WHAT TO PRODUCE
Taking the records line by line, how many lines contain the word "icon"? Answer with the number only.

-*-*-

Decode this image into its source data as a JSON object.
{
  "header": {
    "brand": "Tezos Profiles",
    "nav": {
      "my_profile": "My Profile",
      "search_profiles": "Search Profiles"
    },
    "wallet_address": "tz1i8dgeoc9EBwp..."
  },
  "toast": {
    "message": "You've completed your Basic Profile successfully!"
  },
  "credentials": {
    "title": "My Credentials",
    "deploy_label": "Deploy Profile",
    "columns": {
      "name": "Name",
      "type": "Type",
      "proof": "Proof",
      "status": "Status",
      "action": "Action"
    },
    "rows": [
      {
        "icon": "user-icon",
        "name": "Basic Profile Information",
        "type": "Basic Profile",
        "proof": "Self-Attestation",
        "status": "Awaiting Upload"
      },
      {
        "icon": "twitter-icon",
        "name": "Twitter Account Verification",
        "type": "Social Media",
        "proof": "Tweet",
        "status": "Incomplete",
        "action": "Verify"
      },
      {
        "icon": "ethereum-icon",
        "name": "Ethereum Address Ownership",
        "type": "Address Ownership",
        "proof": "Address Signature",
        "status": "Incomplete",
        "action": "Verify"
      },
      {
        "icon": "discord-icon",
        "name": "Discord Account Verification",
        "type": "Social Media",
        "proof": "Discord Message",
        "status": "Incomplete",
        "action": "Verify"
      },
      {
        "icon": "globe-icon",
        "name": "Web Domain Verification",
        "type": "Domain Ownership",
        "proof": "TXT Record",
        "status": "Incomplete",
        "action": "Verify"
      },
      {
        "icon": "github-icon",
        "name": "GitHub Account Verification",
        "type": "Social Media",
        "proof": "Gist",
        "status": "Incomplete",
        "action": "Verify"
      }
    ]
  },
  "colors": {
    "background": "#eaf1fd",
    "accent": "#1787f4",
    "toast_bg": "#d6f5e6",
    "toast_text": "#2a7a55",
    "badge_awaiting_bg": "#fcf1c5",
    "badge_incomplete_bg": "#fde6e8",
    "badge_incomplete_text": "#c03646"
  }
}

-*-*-

RESULT OF THIS TASK
6